BEGIN TASK INPUT

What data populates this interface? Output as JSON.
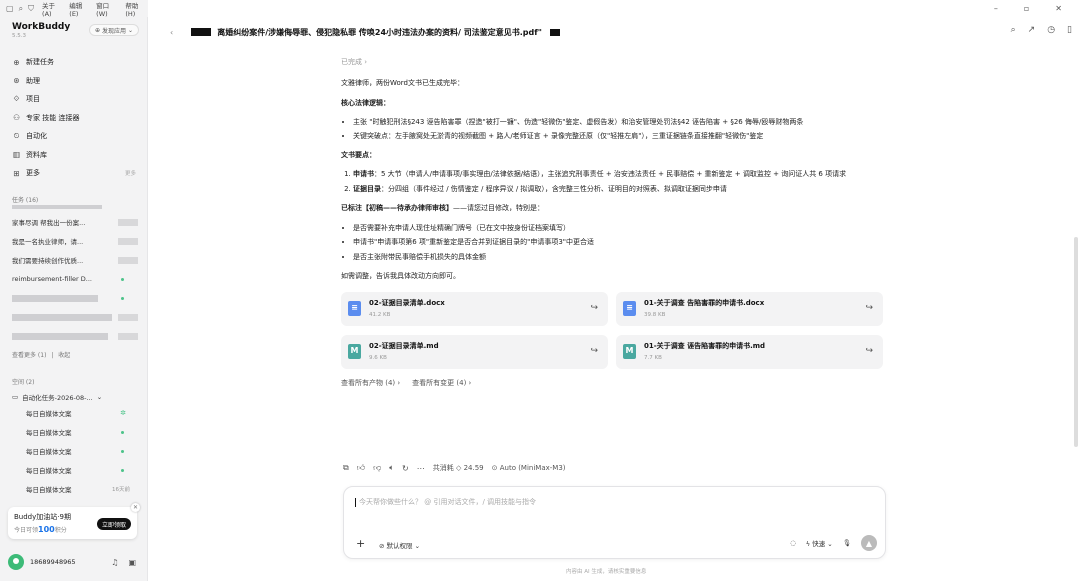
{
  "menubar": {
    "items": [
      "关于(A)",
      "编辑(E)",
      "窗口(W)",
      "帮助(H)"
    ]
  },
  "sidebar": {
    "brand": "WorkBuddy",
    "version": "5.5.3",
    "found_label": "发现应用",
    "nav": [
      {
        "label": "新建任务",
        "icon": "plus-circle-icon"
      },
      {
        "label": "助理",
        "icon": "assistant-icon"
      },
      {
        "label": "项目",
        "icon": "project-icon"
      },
      {
        "label": "专家 技能 连接器",
        "icon": "expert-icon"
      },
      {
        "label": "自动化",
        "icon": "automation-icon"
      },
      {
        "label": "资料库",
        "icon": "library-icon"
      },
      {
        "label": "更多",
        "icon": "more-icon",
        "trail": "更多"
      }
    ],
    "tasks_header": "任务 (16)",
    "tasks": [
      {
        "label": "家事尽调 帮我出一份案..."
      },
      {
        "label": "我是一名执业律师，请..."
      },
      {
        "label": "我们需要持续创作优质..."
      },
      {
        "label": "reimbursement-filler D..."
      }
    ],
    "tasks_more": "查看更多 (1)",
    "tasks_collapse": "收起",
    "space_header": "空间 (2)",
    "space_folder": "自动化任务-2026-08-...",
    "space_items": [
      {
        "label": "每日自媒体文案",
        "status": "running"
      },
      {
        "label": "每日自媒体文案",
        "status": "done"
      },
      {
        "label": "每日自媒体文案",
        "status": "done"
      },
      {
        "label": "每日自媒体文案",
        "status": "done"
      },
      {
        "label": "每日自媒体文案",
        "time": "16天前"
      }
    ],
    "promo": {
      "title": "Buddy加油站·9期",
      "subtitle_prefix": "今日可领",
      "amount": "100",
      "subtitle_suffix": "积分",
      "button": "立即领取"
    },
    "user": {
      "name": "18689948965"
    }
  },
  "titlebar": {
    "title": "离婚纠纷案件/涉嫌侮辱罪、侵犯隐私罪 传唤24小时违法办案的资料/             司法鉴定意见书.pdf\""
  },
  "message": {
    "done_label": "已完成",
    "intro": "文雅律师，两份Word文书已生成完毕：",
    "logic_heading": "核心法律逻辑：",
    "logic_items": [
      "主张          \"时触犯刑法§243 诬告陷害罪（捏造\"被打一镰\"、伪造\"轻微伤\"鉴定、虚假告发）和治安管理处罚法§42 诬告陷害 + §26 侮辱/殴辱财物两条",
      "关键突破点：左手腋窝处无淤青的视频截图 + 路人/老师证言 + 录像完整还原（仅\"轻推左肩\"），三重证据链条直接推翻\"轻微伤\"鉴定"
    ],
    "doc_heading": "文书要点：",
    "doc_items": [
      {
        "bold": "申请书",
        "text": "：5 大节（申请人/申请事项/事实理由/法律依据/结语），主张追究刑事责任 + 治安违法责任 + 民事赔偿 + 重新鉴定 + 调取监控 + 询问证人共 6 项请求"
      },
      {
        "bold": "证据目录",
        "text": "：分四组（事件经过 / 伤情鉴定 / 程序异议 / 拟调取），含完整三性分析、证明目的对照表、拟调取证据同步申请"
      }
    ],
    "mark_heading": "已标注【初稿——待承办律师审核】",
    "mark_tail": "——请您过目修改，特别是：",
    "mark_items": [
      "是否需要补充申请人现住址精确门牌号（已在文中按身份证档案填写）",
      "申请书\"申请事项第6 项\"重新鉴定是否合并到证据目录的\"申请事项3\"中更合适",
      "是否主张附带民事赔偿手机损失的具体金额"
    ],
    "outro": "如需调整，告诉我具体改动方向即可。",
    "files": [
      {
        "name": "02-证据目录清单.docx",
        "size": "41.2 KB",
        "type": "docx"
      },
      {
        "name": "01-关于调查         告陷害罪的申请书.docx",
        "size": "39.8 KB",
        "type": "docx"
      },
      {
        "name": "02-证据目录清单.md",
        "size": "9.6 KB",
        "type": "md"
      },
      {
        "name": "01-关于调查        诬告陷害罪的申请书.md",
        "size": "7.7 KB",
        "type": "md"
      }
    ],
    "view_outputs": "查看所有产物 (4)",
    "view_changes": "查看所有变更 (4)"
  },
  "actions": {
    "cost_label": "共消耗",
    "cost_value": "24.59",
    "model": "Auto (MiniMax-M3)"
  },
  "composer": {
    "placeholder": "今天帮你做些什么？ @ 引用对话文件，/ 调用技能与指令",
    "permission": "默认权限",
    "mode": "快速"
  },
  "footnote": "内容由 AI 生成，请核实重要信息",
  "colors": {
    "accent": "#1a73e8",
    "status_green": "#4cc38a",
    "sidebar_bg": "#f3f3f4"
  }
}
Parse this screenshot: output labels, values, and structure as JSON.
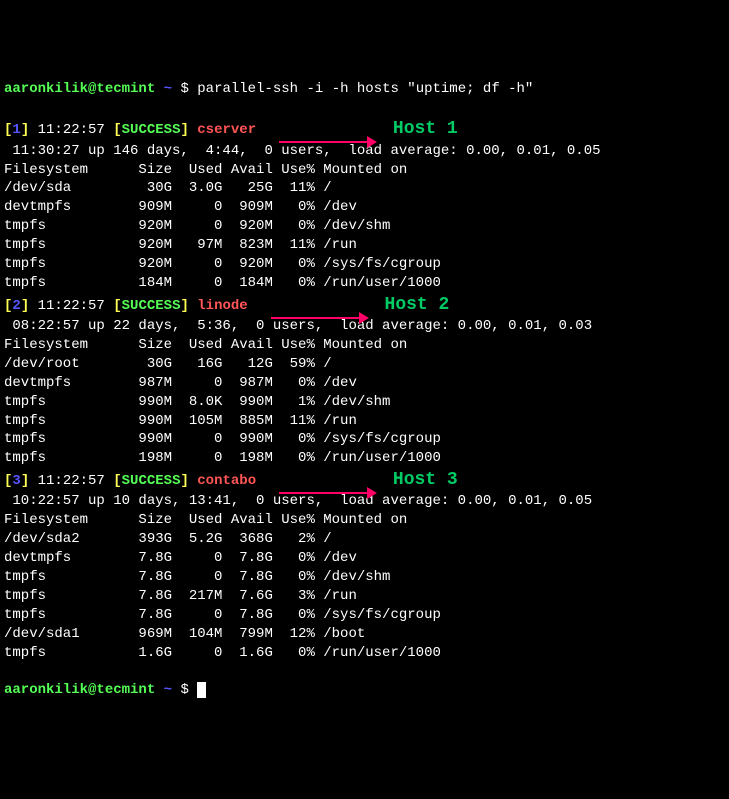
{
  "prompt": {
    "user": "aaronkilik@tecmint",
    "tilde": "~",
    "dollar": "$",
    "command": "parallel-ssh -i -h hosts \"uptime; df -h\""
  },
  "results": [
    {
      "idx": "1",
      "time": "11:22:57",
      "status": "SUCCESS",
      "hostname": "cserver",
      "annotation": "Host 1",
      "uptime": " 11:30:27 up 146 days,  4:44,  0 users,  load average: 0.00, 0.01, 0.05",
      "df_header": "Filesystem      Size  Used Avail Use% Mounted on",
      "df": [
        "/dev/sda         30G  3.0G   25G  11% /",
        "devtmpfs        909M     0  909M   0% /dev",
        "tmpfs           920M     0  920M   0% /dev/shm",
        "tmpfs           920M   97M  823M  11% /run",
        "tmpfs           920M     0  920M   0% /sys/fs/cgroup",
        "tmpfs           184M     0  184M   0% /run/user/1000"
      ]
    },
    {
      "idx": "2",
      "time": "11:22:57",
      "status": "SUCCESS",
      "hostname": "linode",
      "annotation": "Host 2",
      "uptime": " 08:22:57 up 22 days,  5:36,  0 users,  load average: 0.00, 0.01, 0.03",
      "df_header": "Filesystem      Size  Used Avail Use% Mounted on",
      "df": [
        "/dev/root        30G   16G   12G  59% /",
        "devtmpfs        987M     0  987M   0% /dev",
        "tmpfs           990M  8.0K  990M   1% /dev/shm",
        "tmpfs           990M  105M  885M  11% /run",
        "tmpfs           990M     0  990M   0% /sys/fs/cgroup",
        "tmpfs           198M     0  198M   0% /run/user/1000"
      ]
    },
    {
      "idx": "3",
      "time": "11:22:57",
      "status": "SUCCESS",
      "hostname": "contabo",
      "annotation": "Host 3",
      "uptime": " 10:22:57 up 10 days, 13:41,  0 users,  load average: 0.00, 0.01, 0.05",
      "df_header": "Filesystem      Size  Used Avail Use% Mounted on",
      "df": [
        "/dev/sda2       393G  5.2G  368G   2% /",
        "devtmpfs        7.8G     0  7.8G   0% /dev",
        "tmpfs           7.8G     0  7.8G   0% /dev/shm",
        "tmpfs           7.8G  217M  7.6G   3% /run",
        "tmpfs           7.8G     0  7.8G   0% /sys/fs/cgroup",
        "/dev/sda1       969M  104M  799M  12% /boot",
        "tmpfs           1.6G     0  1.6G   0% /run/user/1000"
      ]
    }
  ]
}
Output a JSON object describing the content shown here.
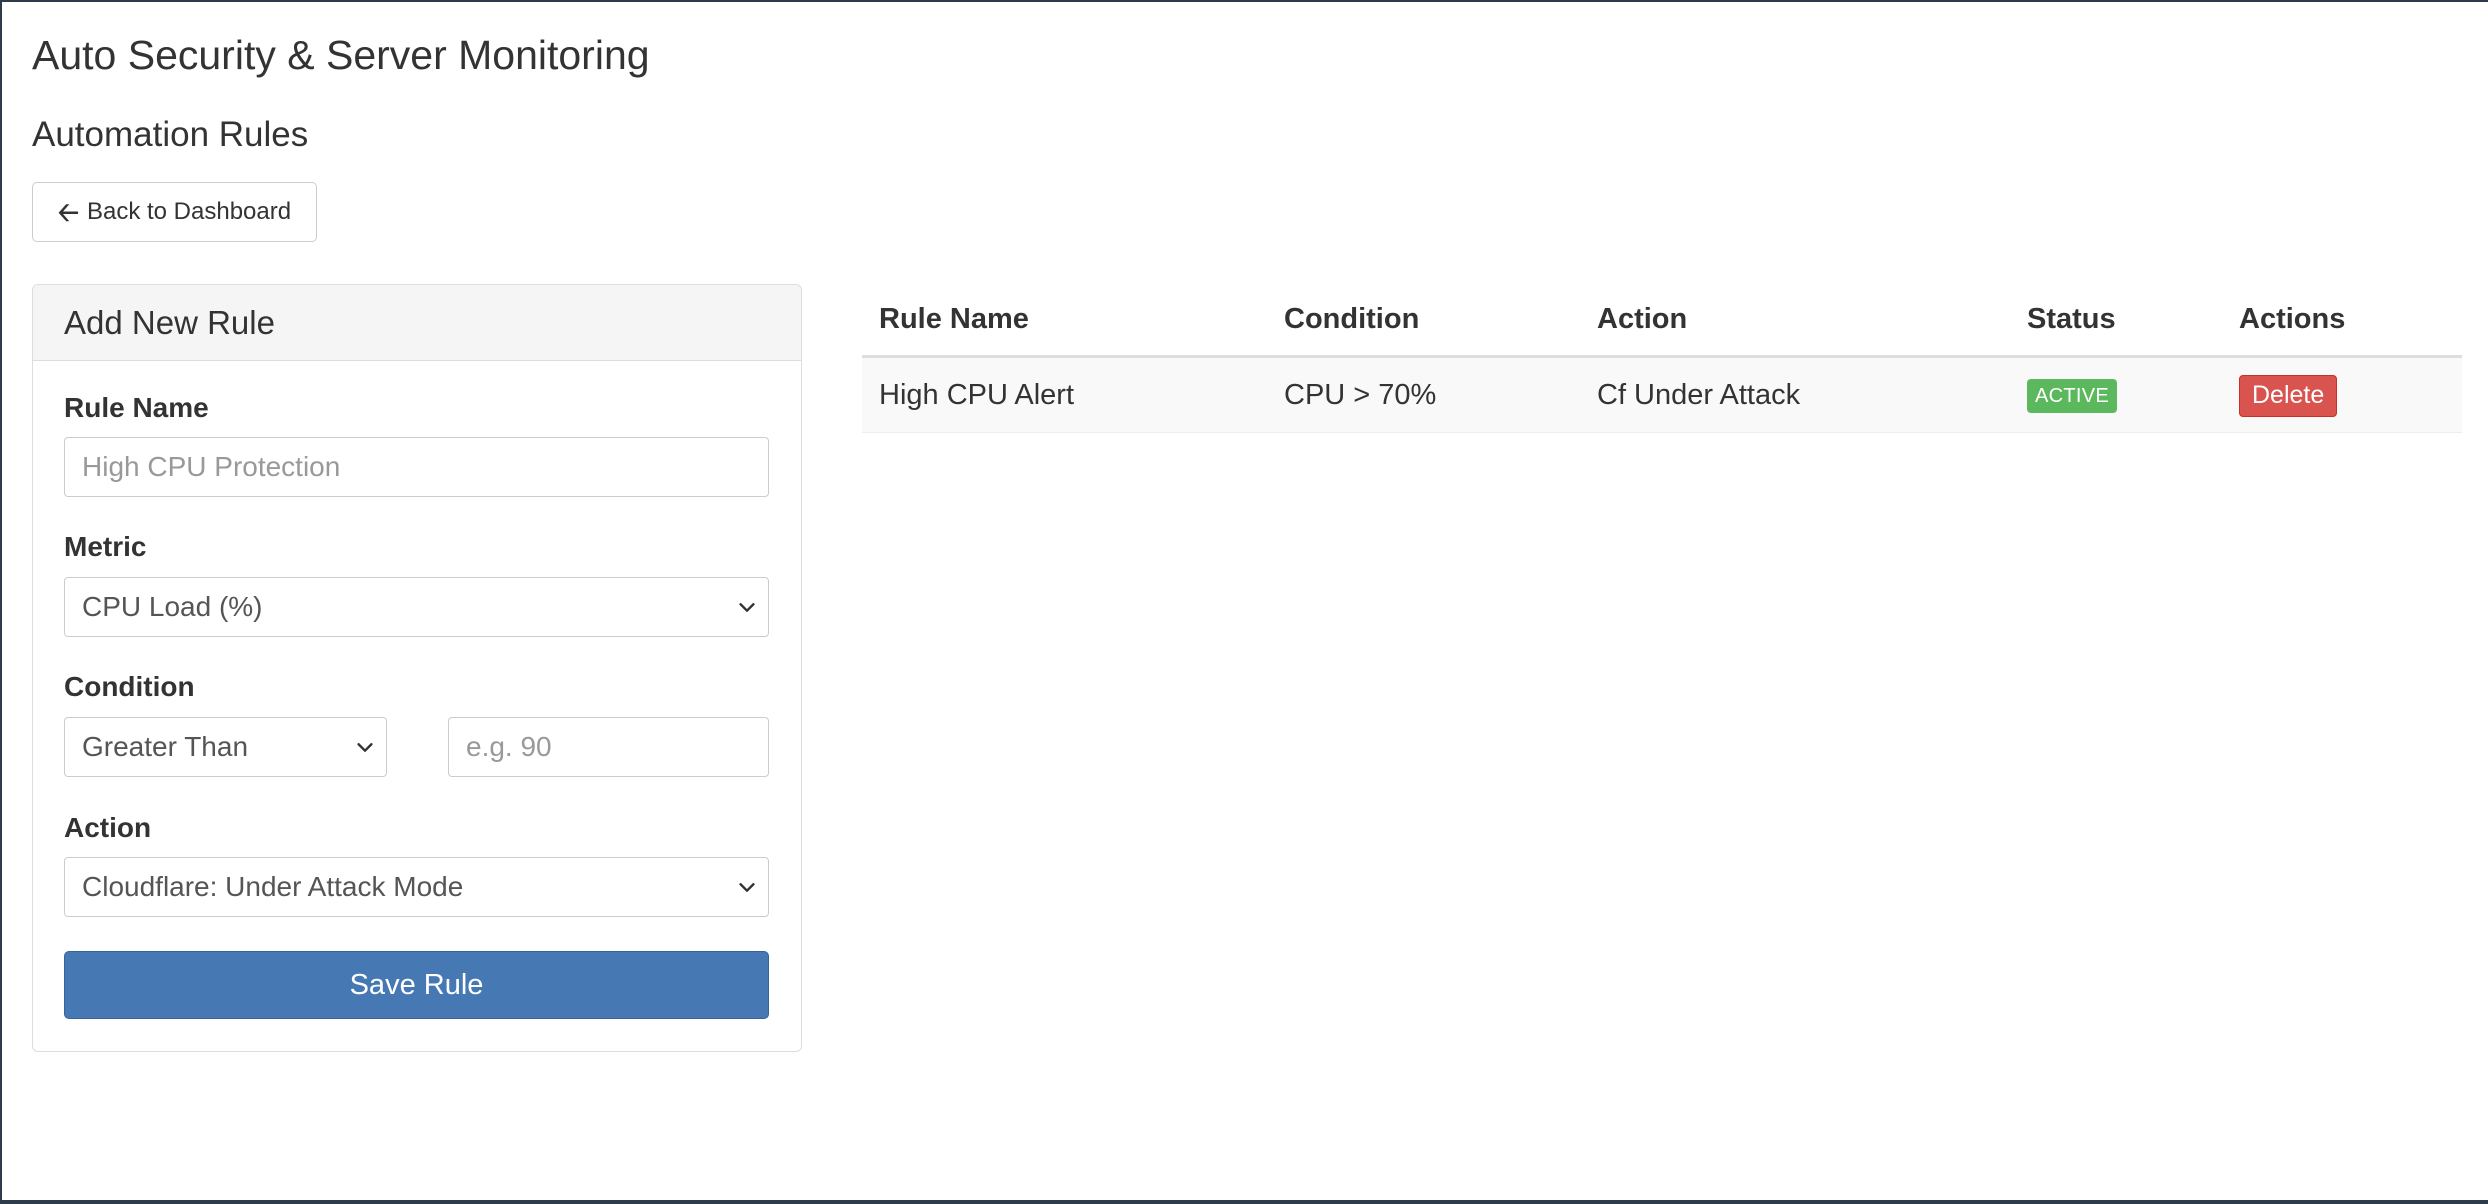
{
  "app": {
    "title": "Auto Security & Server Monitoring"
  },
  "page": {
    "section_title": "Automation Rules",
    "back_button_label": "Back to Dashboard",
    "back_icon": "arrow-left-icon"
  },
  "form": {
    "heading": "Add New Rule",
    "rule_name": {
      "label": "Rule Name",
      "value": "",
      "placeholder": "High CPU Protection"
    },
    "metric": {
      "label": "Metric",
      "selected": "CPU Load (%)"
    },
    "condition": {
      "label": "Condition",
      "operator_selected": "Greater Than",
      "threshold_value": "",
      "threshold_placeholder": "e.g. 90"
    },
    "action": {
      "label": "Action",
      "selected": "Cloudflare: Under Attack Mode"
    },
    "save_label": "Save Rule"
  },
  "table": {
    "headers": [
      "Rule Name",
      "Condition",
      "Action",
      "Status",
      "Actions"
    ],
    "rows": [
      {
        "rule_name": "High CPU Alert",
        "condition": "CPU > 70%",
        "action": "Cf Under Attack",
        "status": "ACTIVE",
        "delete_label": "Delete"
      }
    ]
  },
  "colors": {
    "primary": "#4679b4",
    "success": "#5cb85c",
    "danger": "#d9534f",
    "frame": "#2e3b4b"
  }
}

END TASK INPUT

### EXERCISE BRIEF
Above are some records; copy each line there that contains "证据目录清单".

### EXPECTED ANSWER
        "name": "02-证据目录清单.docx",
        "name": "02-证据目录清单.md",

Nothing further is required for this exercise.